They interrogated me for about four hours. It was the only meeting that week when I was not offered tea. The questions were all on the same theme: “How long have you worked for the CIA? Why did the CIA send you here?” “Do you want another Chechnya in Mari-El?” etc. I insisted that I was not working for any intelligence agency, I was just a university professor. I showed them a letter approving the project signed by the Minister for Regional and National Affairs of the Russian Federation. That seemed to mollify them, or at least plant a seed of doubt in their mind. It was classic good cop/bad cop: the young officer was angry and aggressive, the older one was more measured. (He also had a stutter.) I was afraid that they would plant evidence that I had been gathering secret information—Mari-El has many arms factories, including one that manufactures the S300 air defense system. It was closed to foreigners in Soviet times.
One problem was that when I arrived in Yoshkar-Ola, the capital of Mari-El, I was told by the local ethnographer partner that the census office would not allow me to accompany their teams—despite the instruction to cooperate from the ministry in Moscow. Instead, I spent the week interviewing local officials, politicians and journalists.
I was arrested an hour before I was due to meet with the leader of the local Mari national revival movement. The Mari are a Finno-Ugric minority, some 600,000 strong. They have their own republic, but it is tightly controlled by Moscow, and they fear that the Mari language (which is related to Finnish) is being displaced by Russian.
Interviewing the local officials, I realized how swiftly Vladimir Putin had moved since becoming president in 2000, appointing former FSB and military men to staff regional offices and restore central authority—the “power vertical.” That proved to be the most important finding from my fraught research trip, one that is still relevant to understanding the dynamics of Putin’s Russia today. At 6:00 PM, the FSB officers took me to the train, as promised. The older one waved me off and actually said, apparently without irony, “Come back and see us sometime.”

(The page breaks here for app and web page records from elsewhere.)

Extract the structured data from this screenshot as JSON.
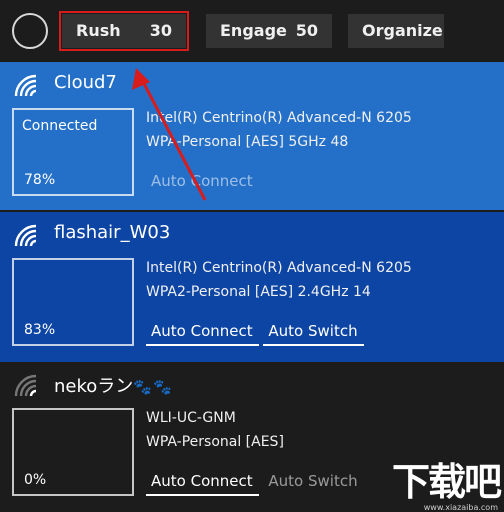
{
  "toolbar": {
    "rush": {
      "label": "Rush",
      "value": "30"
    },
    "engage": {
      "label": "Engage",
      "value": "50"
    },
    "organize": {
      "label": "Organize"
    }
  },
  "networks": [
    {
      "ssid": "Cloud7",
      "status": "Connected",
      "signal": "78%",
      "adapter": "Intel(R) Centrino(R) Advanced-N 6205",
      "details": "WPA-Personal [AES] 5GHz 48",
      "options": [
        {
          "label": "Auto Connect",
          "enabled": false
        }
      ]
    },
    {
      "ssid": "flashair_W03",
      "status": "",
      "signal": "83%",
      "adapter": "Intel(R) Centrino(R) Advanced-N 6205",
      "details": "WPA2-Personal [AES] 2.4GHz 14",
      "options": [
        {
          "label": "Auto Connect",
          "enabled": true
        },
        {
          "label": "Auto Switch",
          "enabled": true
        }
      ]
    },
    {
      "ssid": "nekoラン",
      "ssid_suffix": "🐾🐾",
      "status": "",
      "signal": "0%",
      "adapter": "WLI-UC-GNM",
      "details": "WPA-Personal [AES]",
      "options": [
        {
          "label": "Auto Connect",
          "enabled": true
        },
        {
          "label": "Auto Switch",
          "enabled": false
        }
      ]
    }
  ],
  "colors": {
    "connected_row": "#2470c8",
    "available_row": "#0d45a4",
    "weak_row": "#1c1c1c",
    "highlight": "#d81c1c"
  },
  "watermark": {
    "text": "下载吧",
    "url": "www.xiazaiba.com"
  }
}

When I related all this to my colleagues in Moscow, they said I had done the right thing. Presumably, the local FSB did not have permission to arrest me, but they could now file a report and demonstrate their vigilance in defending the Motherland. In 2002, Putin was still in his honeymoon period wooing Western allies; but the Chechen war was grinding on and Islamist terrorism was a real threat. Academic researchers in Russia have often had similar experiences. Usually, the pretext was a violation of your visa regime—such as doing archival research while traveling on a tourist visa.
I said nothing about this incident for 20 years. But it came back to me when I learned of the March 29 arrest of Wall Street Journal reporter Evan Gershkovich in Ekaterinburg. It was the first arrest of a Western journalist since the detention of Nicholas Daniloff in 1986. Gershkovich has been held in Moscow’s Lefortovo prison for over 150 days. On August 26, his detention was extended until November 30. He was presumably detained in order to be exchanged for some high-value Russian prisoner in the US. His trial will probably be in secret, so until he is released we may not know whether they planted evidence of espionage on him, or if he was arrested just for doing his job—interviewing local sources about the state of the economy.
Gershkovich’s arrest is just one more piece of evidence that Russia’s security services are out of control, violating norms of civilized behavior, and so desperate in their efforts to prove Russia is still a “great power” that they need to arrest innocent Americans to demonstrate the might of the Russian state.